Lacrosse was Roberts' game and his passion. A member of a national championship Johns Hopkins University team, he coached at the University of Delaware 1950-57, then entered public-school teaching. In 1979, he started the state's first public school lacrosse program at Cape Henlopen High School and was its' coach the first two years. He later was inducted into the National Lacrosse Hall of Fame. Milt also was a talented researcher, writer and editor who delved into the history of blacks in college and pro sports and contributed to Arthur Ashe's book on African-Americans in sports, "A Hard Road to Glory". Died 1991, age 72.
St. Mark's High School went 12-0 in 1974 enroute to the state football championship led by Steve Watson ,who made first team All-State as an end. Watson had a brilliant career at Temple University, accorded All-East honors and named his team's Most Valuable pass receiver. On NFL draft day in 1979, when he expected Denver to pick him in the 3rd round, the Broncos overlooked him completely. That gave him something to prove--which he did by walking into the Broncos' preseason camp as a free agent and making the squad. Two years later, Watson made first team All-Pro wide receiver with 60 catches for 1,244 yards and 13 touchdowns. From 1983 through 1986, he started 64 consecutive games, including the 1986 and 1987 Super Bowls. His career ended in 1988 after he suffered a cracked neck vertebra in the first preseason game.
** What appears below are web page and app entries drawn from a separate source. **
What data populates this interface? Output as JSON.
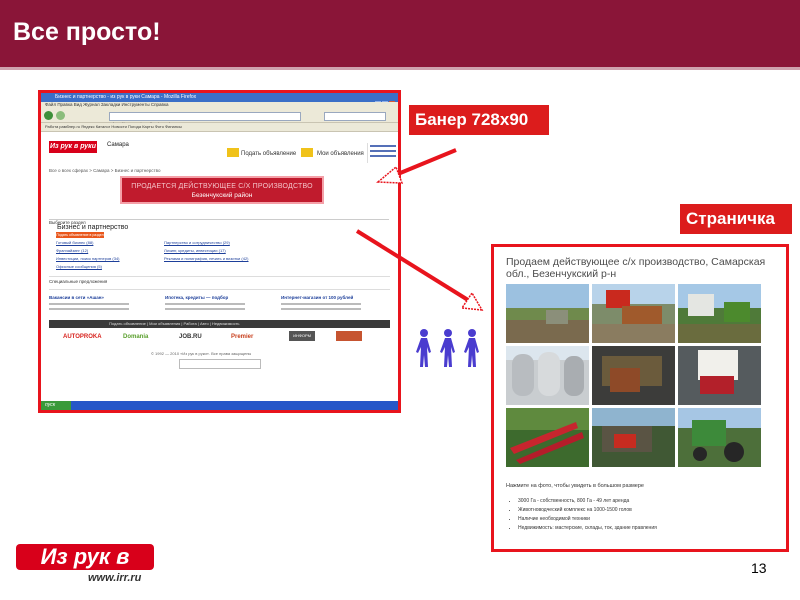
{
  "slide": {
    "title": "Все просто!",
    "page_number": "13"
  },
  "callouts": {
    "banner": "Банер 728х90",
    "page": "Страничка"
  },
  "screenshot": {
    "window_title": "Бизнес и партнерство - из рук в руки Самара - Mozilla Firefox",
    "menu": "Файл  Правка  Вид  Журнал  Закладки  Инструменты  Справка",
    "url": "http://samara.irr.ru/business/",
    "bookmarks": "Работа   рамблер.ru   Яндекс   Каталог   Новости   Погода   Карты   Фото   Финансы",
    "site_logo": "Из рук в руки",
    "city": "Самара",
    "post_ad": "Подать объявление",
    "my_ads": "Мои объявления",
    "breadcrumb": "Все о всех сферах > Самара > Бизнес и партнерство",
    "banner_line1": "ПРОДАЕТСЯ ДЕЙСТВУЮЩЕЕ С/Х ПРОИЗВОДСТВО",
    "banner_line2": "Безенчукский район",
    "tabs": "Выберите раздел",
    "section_title": "Бизнес и партнерство",
    "section_button": "Подать объявление в раздел",
    "links_left": [
      "Готовый бизнес (88)",
      "Франчайзинг (12)",
      "Инвестиции, поиск партнеров (34)",
      "Офисные сообщения (5)"
    ],
    "links_right": [
      "Партнерство и сотрудничество (29)",
      "Лизинг, кредиты, инвестиции (17)",
      "Реклама и полиграфия, печать и визитки (42)"
    ],
    "specials": "Специальные предложения",
    "promos": [
      "Вакансии в сети «Ашан»",
      "Ипотека, кредиты — подбор",
      "Интернет-магазин от 100 рублей"
    ],
    "footer_bar": "Подать объявление | Мои объявления | Работа | Авто | Недвижимость",
    "partners": [
      "AUTOPROKA",
      "Domania",
      "JOB.RU",
      "Premier",
      "ИНФОРМ"
    ],
    "footer": "© 1992 — 2010 «Из рук в руки». Все права защищены",
    "start": "пуск"
  },
  "page": {
    "title": "Продаем действующее с/х производство, Самарская обл., Безенчукский р-н",
    "caption": "Нажмите на фото, чтобы увидеть в большом размере",
    "bullets": [
      "3000 Га - собственность, 800 Га - 49 лет аренда",
      "Животноводческий комплекс на 1000-1500 голов",
      "Наличие необходимой техники",
      "Недвижимость: мастерские, склады, ток, здание правления"
    ]
  },
  "logo": {
    "main": "Из рук в руки",
    "url": "www.irr.ru"
  },
  "colors": {
    "brand": "#8a1538",
    "accent": "#dc1c1c",
    "frame": "#e8141d"
  }
}
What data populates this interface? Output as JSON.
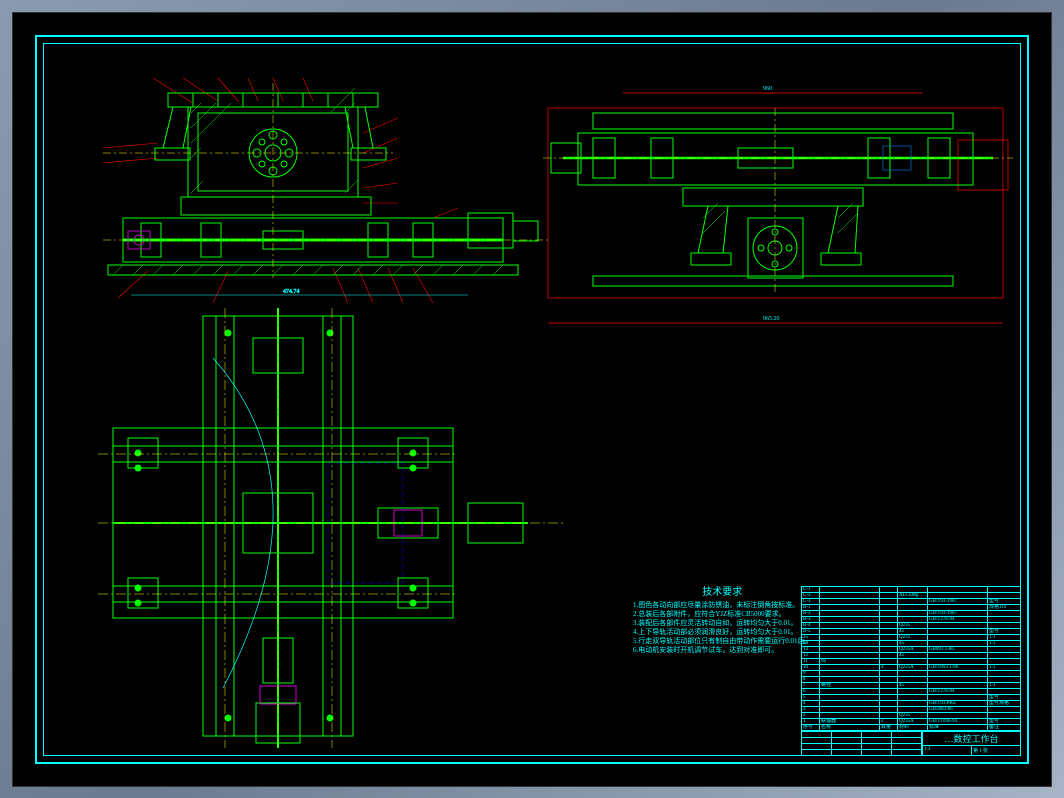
{
  "drawing": {
    "title": "…数控工作台",
    "scale": "1:2",
    "sheet": "第 1 张"
  },
  "notes": {
    "title": "技术要求",
    "lines": [
      "1.图色各动向部应尽量涂防锈油，未标注倒角按标准。",
      "2.总装后各部附件，应符合YJZ标准CB5000要求。",
      "3.装配后各部件应灵活转动自如，运转均匀大于0.01。",
      "4.上下导轨活动部必须润滑良好，运转均匀大于0.01。",
      "5.行走双导轨活动部位只有制自由带动作需要运行0.01后。",
      "6.电动机安装时开机调节试车，达到对准即可。"
    ]
  },
  "bom": {
    "header": [
      "序号",
      "名称",
      "数量",
      "材料",
      "标准",
      "备注"
    ],
    "rows": [
      [
        "C-1",
        "",
        "",
        "",
        "",
        ""
      ],
      [
        "C-2",
        "",
        "",
        "ALCuMg",
        "",
        ""
      ],
      [
        "C-3",
        "",
        "",
        "",
        "GB/T93-1987",
        "型号"
      ],
      [
        "B-1",
        "",
        "",
        "",
        "",
        "规格110"
      ],
      [
        "B-2",
        "",
        "",
        "",
        "GB/T93-1987",
        ""
      ],
      [
        "B-3",
        "",
        "",
        "",
        "GB/T276-94",
        ""
      ],
      [
        "B-4",
        "",
        "",
        "Q235",
        "",
        ""
      ],
      [
        "B-5",
        "",
        "",
        "45",
        "",
        "型号"
      ],
      [
        "15",
        "",
        "",
        "Q235",
        "",
        "1:1"
      ],
      [
        "14",
        "",
        "",
        "45",
        "",
        "1:1"
      ],
      [
        "13",
        "",
        "",
        "Q235A",
        "GB893.1-86",
        ""
      ],
      [
        "12",
        "",
        "",
        "45",
        "",
        ""
      ],
      [
        "11",
        "伺",
        "",
        "",
        "",
        ""
      ],
      [
        "10",
        "",
        "4",
        "Q235A",
        "GB/T893.1-86",
        "1:1"
      ],
      [
        "9",
        "",
        "",
        "",
        "",
        ""
      ],
      [
        "8",
        "",
        "",
        "",
        "",
        ""
      ],
      [
        "7",
        "螺栓",
        "",
        "45",
        "",
        "1:1"
      ],
      [
        "6",
        "",
        "",
        "",
        "GB/T276-94",
        ""
      ],
      [
        "5",
        "",
        "",
        "",
        "",
        "型号"
      ],
      [
        "4",
        "",
        "",
        "",
        "GB/T93.PKE",
        "型号规格"
      ],
      [
        "3",
        "",
        "",
        "",
        "GB5803-86",
        ""
      ],
      [
        "2",
        "",
        "",
        "Q235",
        "",
        ""
      ],
      [
        "1",
        "联轴器",
        "2",
        "Q235A",
        "GB/T1096-94",
        "型号"
      ]
    ]
  },
  "dimensions": {
    "top_right_width": "960",
    "bottom_span": "965.20"
  }
}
Watson was Colorado's "Athlete of the Year" and Broncos' MVP in 1981; in 1983 he was team captain and the Broncos' offensive MVP and NFL" Man of the Year".
John Wockenfuss, a four-sport star at Dickinson High School, was a 42nd round free agent draft pick of the Washington Senators in 1967. He got his shot at the majors seven years later when he was called up by the Detroit Tigers in 1974. Once there, he played I0 years, then two more with the Phillies before retiring in 1985. He compiled a .262 batting average and played every position except pitcher and third base. In 1974, he was picked Delaware's Athlete of the Year. The popular Wockenfuss returned to the Detroit organization as a minor league manager after his playing career ended, and moved rapidly up the ladder from Class A to the Triple-A Toledo Mud Hens. He was released after only 24 games of the 1990 season. He later held the managing helm of the Carolina Mudcats, a Pittsburgh Pirates affiliate in the Double-A Southern League. "There were a lot of blockades along the way" Wokenfuss said, "But I was "just too stubborn to give up". "My dad always taught me that you can not replace hustle". John, who saw action in the Wilmington semi-pro league, remains an excellent role model and instructor for young athletes.